Where Would You Expect Severe Weather?
YOU ARE A METEOROLOGIST at the National Weather Service and are responsible for providing an overview of weather conditions across the U.S. To do this, you will study maps showing weather conditions at the surface and aloft and then determine where and how different air masses are interacting. In addition, you will identify areas where some type of severe weather is possible and identify what type of severe weather is likely.
Goal of This Exercise:
Apply principles from this chapter to evaluate the weather conditions and make a forecast for where severe weather is most likely to occur.
Follow the steps below, entering your answers for each step in the appropriate place on the worksheet or online.
- Observe and characterize the main weather features, including cloud cover, fronts, type of air masses, air pressure, moisture, Rossby wave ridges and troughs, and the polar front jet stream.
- Consider all the surface and upper-level data to assess the likelihood of severe weather, identifying areas where different types of severe weather were likely to occur on two successive days.
These two pages display different types of maps, each showing certain weather features. Not all maps cover precisely the same area.
These satellite images show the conditions for two successive days (Day 1 on the left, Day 2 on the right). Observe these images and propose what weather features (such as storms and fronts) each shows. Then, compare the two images to determine how each feature is moving. Complete this phase before continuing on to examine other maps.
These maps show weather conditions for the same two days.
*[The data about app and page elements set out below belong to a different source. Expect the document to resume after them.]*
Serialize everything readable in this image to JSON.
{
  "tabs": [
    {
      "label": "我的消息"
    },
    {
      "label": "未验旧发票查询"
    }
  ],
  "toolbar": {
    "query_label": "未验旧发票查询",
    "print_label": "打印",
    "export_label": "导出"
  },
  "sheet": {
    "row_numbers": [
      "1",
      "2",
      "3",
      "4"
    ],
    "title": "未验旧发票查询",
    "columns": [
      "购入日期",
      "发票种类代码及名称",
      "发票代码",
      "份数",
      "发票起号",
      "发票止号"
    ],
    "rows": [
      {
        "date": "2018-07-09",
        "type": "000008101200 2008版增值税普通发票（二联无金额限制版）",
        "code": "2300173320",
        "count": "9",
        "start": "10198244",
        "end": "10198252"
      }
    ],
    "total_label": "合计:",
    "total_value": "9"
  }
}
Air pressure is represented with isobars (contours) and as highs and lows. The colored lines with triangles and semicircles indicate the location of fronts. Green areas are experiencing precipitation. Sketch a simple cross section across each main weather front.
These maps represent the amount of water in a column of atmosphere (in kg/m3) that would fall as precipitation if all of the water vapor condensed. Lighter areas have abundant water and darker ones have less water available to precipitation.
Dew point temperatures are represented by colors, with purple and blue showing the lowest dew points, and white and grays showing the highest ones. Yellows and orange indicate intermediate dew-point temperatures. From these maps, which air masses are wet, and which ones are dry? What types of air masses are likely present in each region?
These maps represent upper-level conditions with 300-mb isohypses (white lines). Colors show wind speeds based on the spacing of the isohypses. Can you tell which colors represent fast wind speeds? Red arrows show the general directions of airflow. Where is the polar-front jet stream? Which areas have upper-level support for storm development based on likely positions of upper-level divergence?
3. Using the various data presented here, divide the map area into different regions, each characterized by a particular air mass. Describe the types of boundaries between these air masses, and sketch a cross section across each type of major boundary shown. Draw boxes where a severe-weather watch should have been posted for Day 1 and for Day 2. Your instructor may have you answer questions on a worksheet or online.